A new study has given us yet another good reason to exercise! The study found that exercise helps to prevent degradation of cartilage that is due to osteoarthritis.
The study conducted at Queen Mary University of London has shown for the first time how the mechanical forces which are experienced by joint cells during exercise, prevents cartilage degradation. Exercise does this by suppressing the action of inflammatory molecules which lead to osteoarthritis.
The research team demonstrated exercise benefits on tissues which form our joints and how this is down to tiny hair like structures which are called primary cilia found on living cells.
When we exercise joint cartilage such as the knee and hip is squashed. Living cells in the cartilage detect this mechanical distortion which then block inflammatory molecules which are associated with conditions such as arthritis.
The anti inflammatory effect of physical activity is due to the activation of a protein called HDAC6. This protein triggers changes in the proteins that form the primary cilia.
Blocking the HDAC6 with pharmaceutical drugs prevented the anti inflammatory effects due to physical activity. Other drug treatments were able to mimic exercise benefits.
Changes which occurred in the length of the primary cilia which are only a few 1000th of a millimeter, provided a biomarker for the level of inflammation. During inflammation the cilia got longer. However, treatments that prevented the elongation successfully prevented this inflammation.
Additionally, the team’s findings might explain the anti inflammatory effects of normal blood flow in the arteries. This is important for the prevention of arterial disease such aneurysm and atherosclerosis.
The team hopes the findings will help in the development of treatments for diseases such as arthritis. These diseases affect more than 3 million people just in the United Kingdom. The results might lead to whole new therapeutic approaches which are known as mechano medicine in which drugs simulate the effect of mechanical forces to prevent the damaging effects of inflammation and treat arthritic conditions accordingly.

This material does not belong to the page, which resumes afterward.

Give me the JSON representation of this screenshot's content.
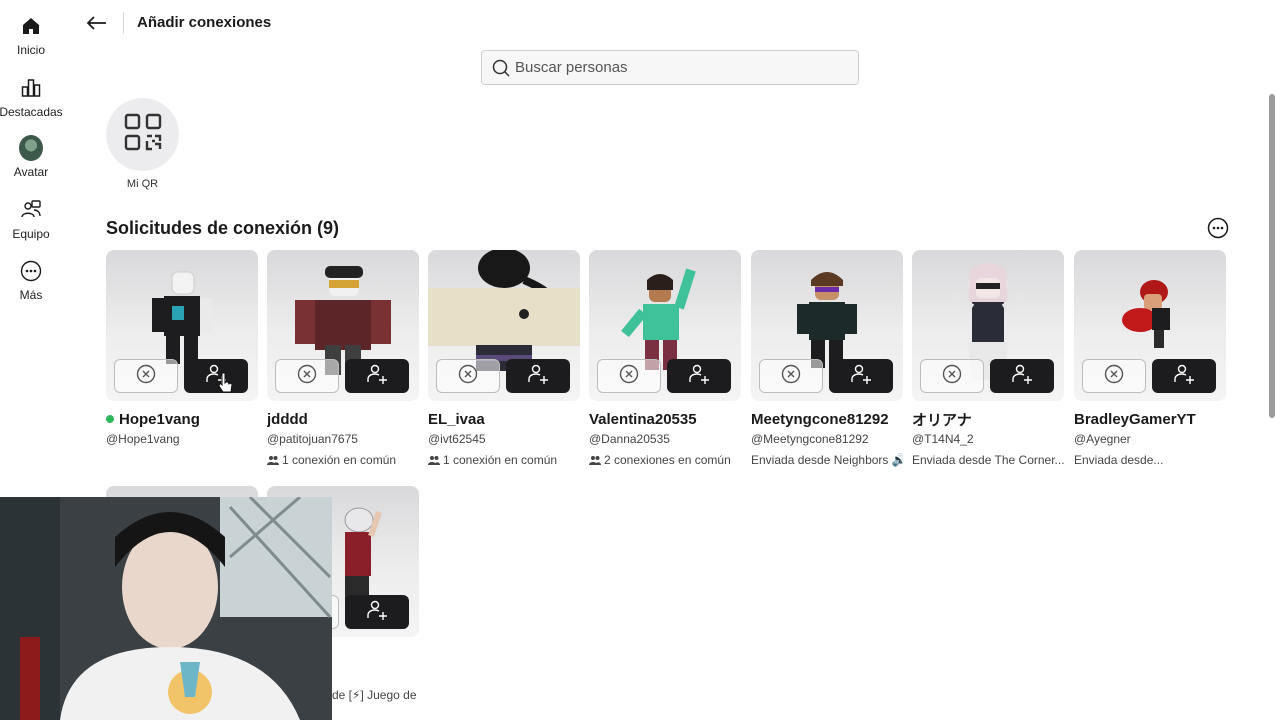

To view the original scientific study click below.
Mechanical loading inhibits cartilage inflammatory signalling via an HDAC6 and IFT-dependent mechanism regulating primary cilia elongation